Your appearance was always somehow at the root of every problem, but how could it not be? Your second-ever boyfriend made you watch porn with him that featured platinum blondes with giant, fake tits, because that’s what got him off: everything that you weren’t (and still aren’t). The next one was a photographer who wanted to take photos of every female except you. Someone with self-esteem built of steel might even find those hard hits to take. I wish I could have told you to leave both of them sooner, but you stayed because you didn’t know any better. You knew you felt horrible, but you were so used to it by that point that you couldn’t imagine what being treated with respect could possibly feel like. I wish I could have made you understand that jealousy is a necessary evil, but one that rides a fine line, and that other women aren’t (always) your enemies.

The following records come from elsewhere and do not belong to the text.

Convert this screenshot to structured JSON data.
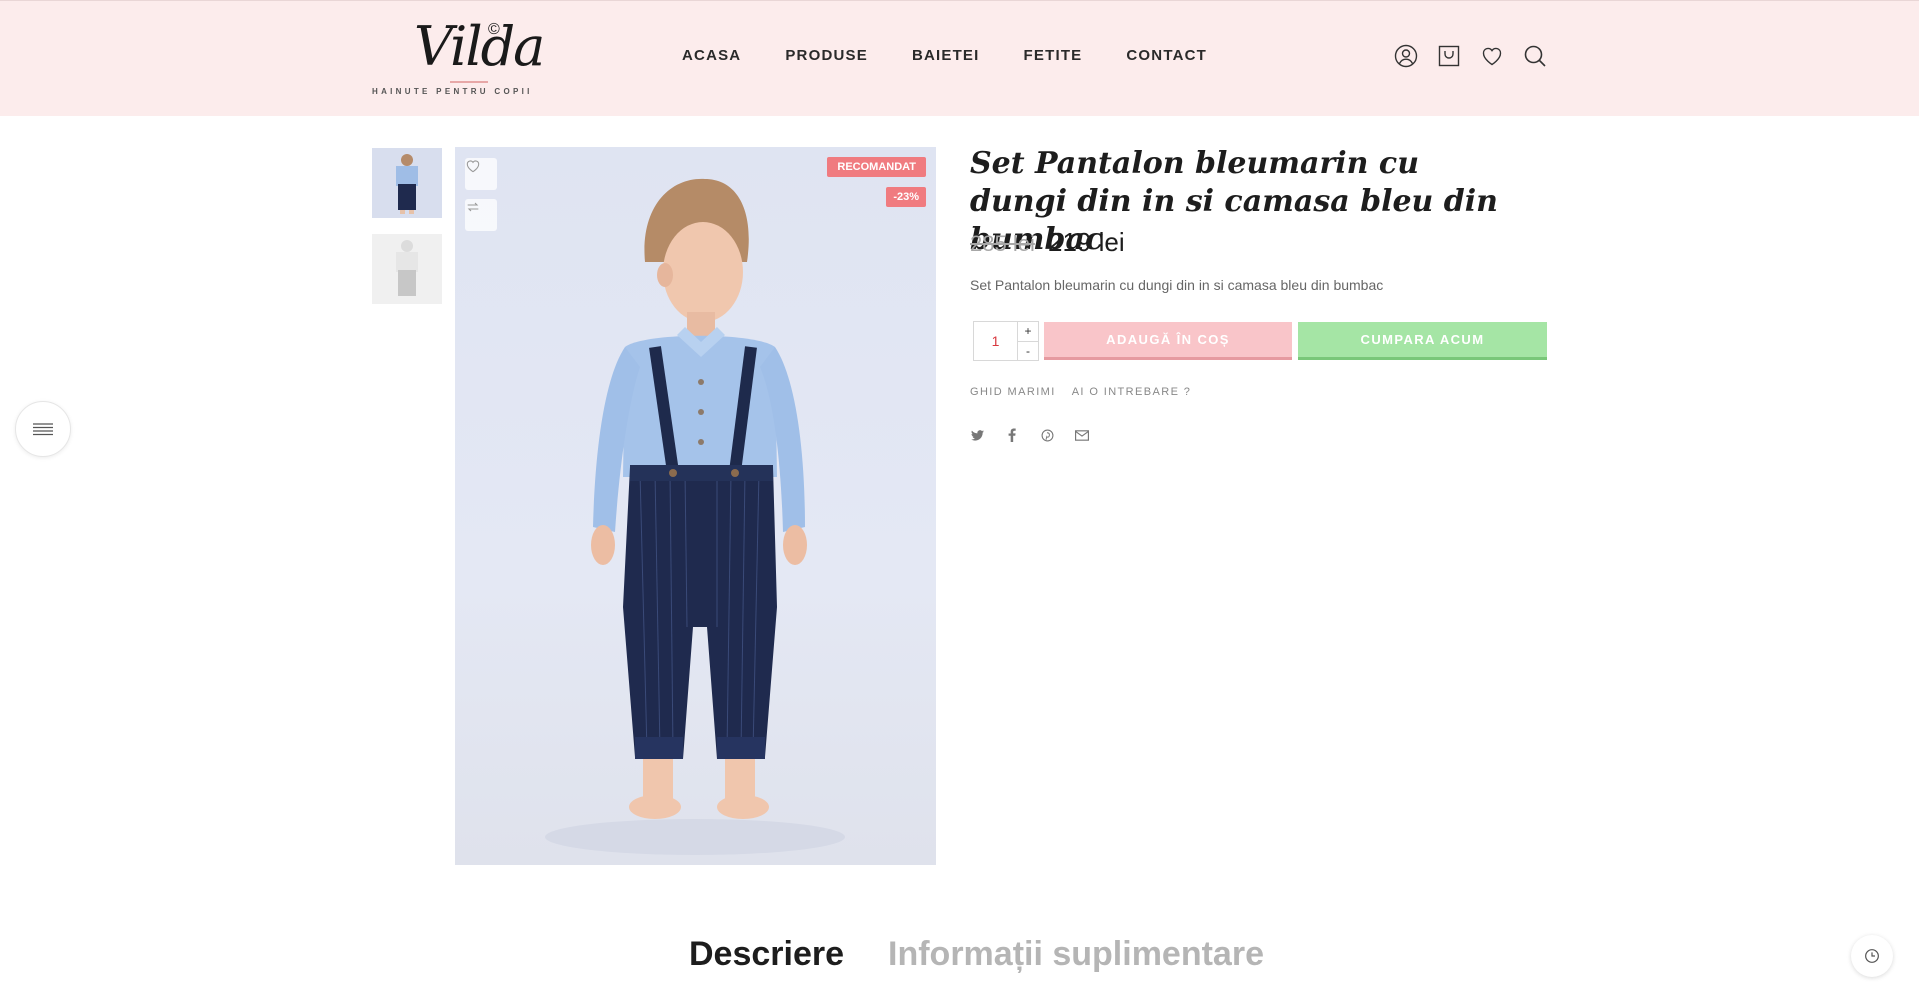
{
  "brand": {
    "name": "Vilda",
    "copyright": "©",
    "tagline": "HAINUTE PENTRU COPII"
  },
  "nav": {
    "items": [
      "ACASA",
      "PRODUSE",
      "BAIETEI",
      "FETITE",
      "CONTACT"
    ]
  },
  "header_icons": [
    "user-icon",
    "cart-icon",
    "heart-icon",
    "search-icon"
  ],
  "product": {
    "title": "Set Pantalon bleumarin cu dungi din in si camasa bleu din bumbac",
    "price_old": "285 lei",
    "price_new": "219 lei",
    "short_description": "Set Pantalon bleumarin cu dungi din in si camasa bleu din bumbac",
    "badge_recommended": "RECOMANDAT",
    "badge_discount": "-23%",
    "quantity": "1",
    "qty_plus": "+",
    "qty_minus": "-",
    "add_to_cart": "ADAUGĂ ÎN COȘ",
    "buy_now": "CUMPARA ACUM",
    "size_guide": "GHID MARIMI",
    "ask_question": "AI O INTREBARE ?"
  },
  "share_icons": [
    "twitter-icon",
    "facebook-icon",
    "pinterest-icon",
    "email-icon"
  ],
  "tabs": {
    "description": "Descriere",
    "additional_info": "Informații suplimentare"
  },
  "colors": {
    "header_bg": "#fcecec",
    "cart_button": "#f9c5c9",
    "buy_button": "#a5e5a5",
    "badge": "#f07b80"
  }
}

I remember when you used to look in the mirror and immediately break down into tears over what you saw. You would scream at your reflection and tell her how much you hated her, how much you resented the fact that she couldn’t look like the girls in the magazines, or even just the girls at school that everyone was jealous of. I wish I was there for you when you would grab your belly flab in your hands in a fit of rage and imagine taking a knife to it, slicing it off and watching your skin grow back over a new, taut stomach. Every year you would tell yourself that this was the year you’d wear a bikini and not feel self-conscious. If I could go back now, I would tell you that what kind of bathing suit you wear in the summer will be the least of your problems, and that a few years into the future, you’ll realize that you look pretty damn hot in a one-piece.

In college, at your healthiest weight, with your best haircut/color and your most stylish clothes, you still had so many days when you hated everything about how you look, and ultimately everything about who you were. Sometimes I look back on pictures of you then and wish I still looked that way, but I remember how unhappy you were: how gross you felt if you had a cheat day and ate too many Oreos, or how guilty you felt if you skipped the gym. I wouldn’t trade that “thin” old body, even though it was never your definition of perfect, for the security and peace of mind I feel now just standing naked in front of the bathroom mirror every morning and accepting that this is what I look like. This is who I am.

Sometimes I wonder how I got here, and I honestly don’t know. I can’t pinpoint an exact moment in time when I decided that I’m just going to buy bigger pants instead of throwing a tantrum when I can’t fit into my size 10’s. My weight is always changing; sometimes on purpose, sometimes not. If I want to do something about it, I can. I’d be lying if I said I don’t have bad days here and there, but I can’t remember the last time I looked in the mirror and cried, and that feels really damn good. So as much shit as my former self went through, she got me to this point, and I have to thank her for that.

Love, Meredith